## What is being asked
Report every line in the records below that holds the word "Ignore".

## Entries shown
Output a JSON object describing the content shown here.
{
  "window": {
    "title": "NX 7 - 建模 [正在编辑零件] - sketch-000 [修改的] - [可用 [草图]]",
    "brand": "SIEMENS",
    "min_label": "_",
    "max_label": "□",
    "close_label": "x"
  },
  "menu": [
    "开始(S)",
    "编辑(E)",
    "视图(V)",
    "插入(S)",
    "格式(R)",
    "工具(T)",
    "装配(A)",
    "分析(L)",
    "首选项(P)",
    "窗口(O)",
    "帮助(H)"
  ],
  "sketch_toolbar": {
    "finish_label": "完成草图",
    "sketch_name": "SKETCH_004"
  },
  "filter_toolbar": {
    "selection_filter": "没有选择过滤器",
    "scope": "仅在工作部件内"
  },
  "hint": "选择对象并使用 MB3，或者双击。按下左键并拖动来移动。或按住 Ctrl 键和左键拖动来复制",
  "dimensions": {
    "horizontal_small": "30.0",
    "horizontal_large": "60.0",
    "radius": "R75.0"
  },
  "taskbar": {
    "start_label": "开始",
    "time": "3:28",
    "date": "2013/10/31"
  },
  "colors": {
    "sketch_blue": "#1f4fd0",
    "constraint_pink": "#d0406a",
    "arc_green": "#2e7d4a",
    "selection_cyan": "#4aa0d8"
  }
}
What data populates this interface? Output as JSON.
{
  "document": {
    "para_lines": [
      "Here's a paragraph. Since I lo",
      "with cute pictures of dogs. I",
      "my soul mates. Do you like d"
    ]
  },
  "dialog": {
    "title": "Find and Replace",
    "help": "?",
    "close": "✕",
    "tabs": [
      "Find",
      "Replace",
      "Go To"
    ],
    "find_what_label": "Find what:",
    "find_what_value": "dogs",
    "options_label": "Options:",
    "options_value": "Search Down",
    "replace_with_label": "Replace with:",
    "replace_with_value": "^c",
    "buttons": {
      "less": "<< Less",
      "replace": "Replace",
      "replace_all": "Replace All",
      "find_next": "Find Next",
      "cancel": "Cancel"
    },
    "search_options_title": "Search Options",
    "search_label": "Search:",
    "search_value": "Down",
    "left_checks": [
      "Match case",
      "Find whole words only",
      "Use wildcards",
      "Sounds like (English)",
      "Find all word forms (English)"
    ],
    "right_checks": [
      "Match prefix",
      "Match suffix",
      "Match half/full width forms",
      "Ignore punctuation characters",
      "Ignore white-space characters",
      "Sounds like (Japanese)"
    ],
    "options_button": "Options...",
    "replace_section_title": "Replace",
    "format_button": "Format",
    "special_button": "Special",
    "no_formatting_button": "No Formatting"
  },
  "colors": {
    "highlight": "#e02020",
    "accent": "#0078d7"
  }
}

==

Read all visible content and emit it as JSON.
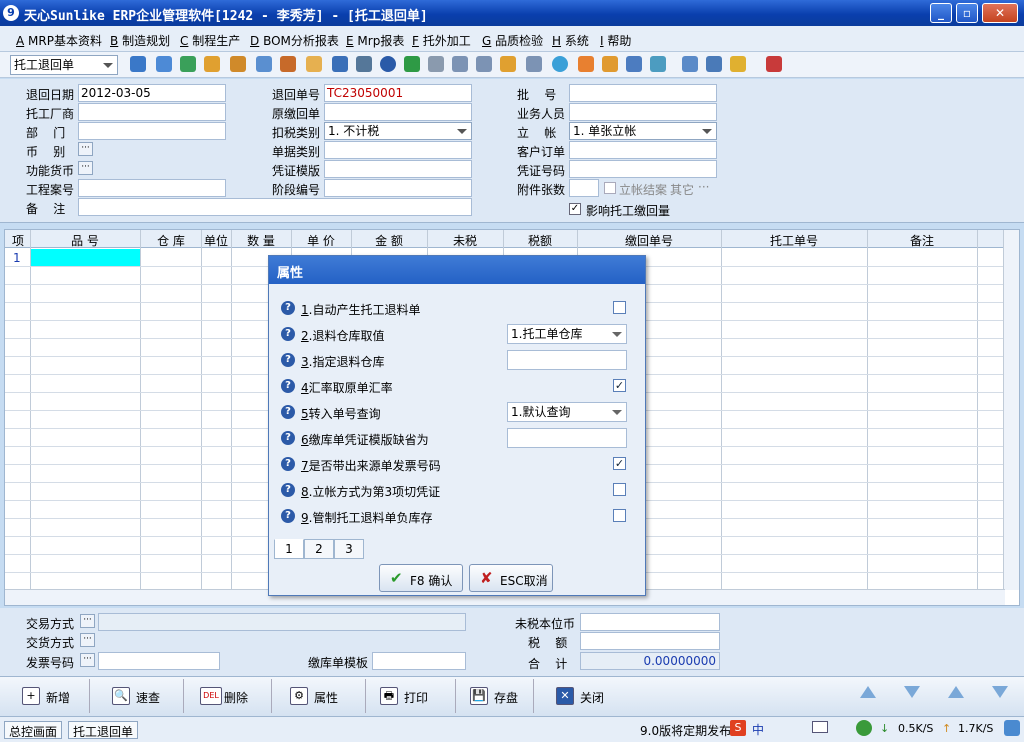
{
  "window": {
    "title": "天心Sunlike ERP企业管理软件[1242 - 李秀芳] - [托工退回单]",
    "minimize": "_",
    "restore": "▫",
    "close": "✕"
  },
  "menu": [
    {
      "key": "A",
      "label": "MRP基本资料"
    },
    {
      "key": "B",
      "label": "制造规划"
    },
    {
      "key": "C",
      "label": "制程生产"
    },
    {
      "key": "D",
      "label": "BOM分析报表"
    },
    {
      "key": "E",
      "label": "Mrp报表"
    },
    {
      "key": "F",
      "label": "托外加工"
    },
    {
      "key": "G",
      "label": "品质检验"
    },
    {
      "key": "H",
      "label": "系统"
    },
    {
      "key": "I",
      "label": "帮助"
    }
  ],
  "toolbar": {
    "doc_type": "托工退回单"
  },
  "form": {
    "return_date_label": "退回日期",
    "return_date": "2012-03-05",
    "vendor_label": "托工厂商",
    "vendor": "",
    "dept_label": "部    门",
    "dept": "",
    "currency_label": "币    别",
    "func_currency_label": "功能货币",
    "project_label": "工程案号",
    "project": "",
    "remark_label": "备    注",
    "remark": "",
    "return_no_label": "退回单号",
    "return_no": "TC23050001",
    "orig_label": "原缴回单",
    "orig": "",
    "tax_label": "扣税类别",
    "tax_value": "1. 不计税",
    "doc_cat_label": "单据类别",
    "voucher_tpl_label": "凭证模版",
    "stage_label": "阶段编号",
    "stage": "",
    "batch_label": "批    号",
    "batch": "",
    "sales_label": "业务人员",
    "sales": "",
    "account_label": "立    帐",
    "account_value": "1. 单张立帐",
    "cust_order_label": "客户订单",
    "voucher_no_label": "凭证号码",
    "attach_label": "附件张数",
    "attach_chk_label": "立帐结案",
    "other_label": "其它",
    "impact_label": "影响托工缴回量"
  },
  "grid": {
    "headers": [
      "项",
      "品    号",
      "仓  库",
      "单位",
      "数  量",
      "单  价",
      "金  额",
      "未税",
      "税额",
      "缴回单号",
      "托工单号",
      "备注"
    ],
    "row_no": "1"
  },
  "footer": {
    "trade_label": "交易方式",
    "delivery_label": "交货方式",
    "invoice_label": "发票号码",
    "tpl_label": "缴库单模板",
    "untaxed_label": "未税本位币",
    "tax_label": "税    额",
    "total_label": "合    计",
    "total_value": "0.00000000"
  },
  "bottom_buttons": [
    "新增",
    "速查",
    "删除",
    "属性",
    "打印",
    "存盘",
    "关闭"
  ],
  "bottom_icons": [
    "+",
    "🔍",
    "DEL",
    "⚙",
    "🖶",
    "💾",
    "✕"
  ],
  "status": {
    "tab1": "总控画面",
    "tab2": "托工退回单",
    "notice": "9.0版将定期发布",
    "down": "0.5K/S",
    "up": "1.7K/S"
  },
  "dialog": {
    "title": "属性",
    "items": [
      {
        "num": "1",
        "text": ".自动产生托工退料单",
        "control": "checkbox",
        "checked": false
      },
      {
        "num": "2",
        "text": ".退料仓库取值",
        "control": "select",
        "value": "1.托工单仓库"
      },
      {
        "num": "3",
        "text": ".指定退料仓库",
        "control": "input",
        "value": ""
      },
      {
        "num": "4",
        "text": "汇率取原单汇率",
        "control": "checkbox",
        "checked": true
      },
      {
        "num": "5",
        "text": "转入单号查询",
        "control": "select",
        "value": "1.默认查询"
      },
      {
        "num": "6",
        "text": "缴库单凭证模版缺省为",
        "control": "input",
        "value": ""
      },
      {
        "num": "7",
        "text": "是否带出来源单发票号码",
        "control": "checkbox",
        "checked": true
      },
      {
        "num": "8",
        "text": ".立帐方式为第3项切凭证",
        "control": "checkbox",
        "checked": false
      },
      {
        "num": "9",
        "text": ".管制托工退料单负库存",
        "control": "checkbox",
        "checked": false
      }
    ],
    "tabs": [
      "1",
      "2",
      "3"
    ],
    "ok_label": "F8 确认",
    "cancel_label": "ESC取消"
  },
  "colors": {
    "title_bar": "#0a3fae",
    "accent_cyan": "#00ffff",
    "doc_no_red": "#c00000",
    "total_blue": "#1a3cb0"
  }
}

## Expected output
      "Ignore punctuation characters",
      "Ignore white-space characters",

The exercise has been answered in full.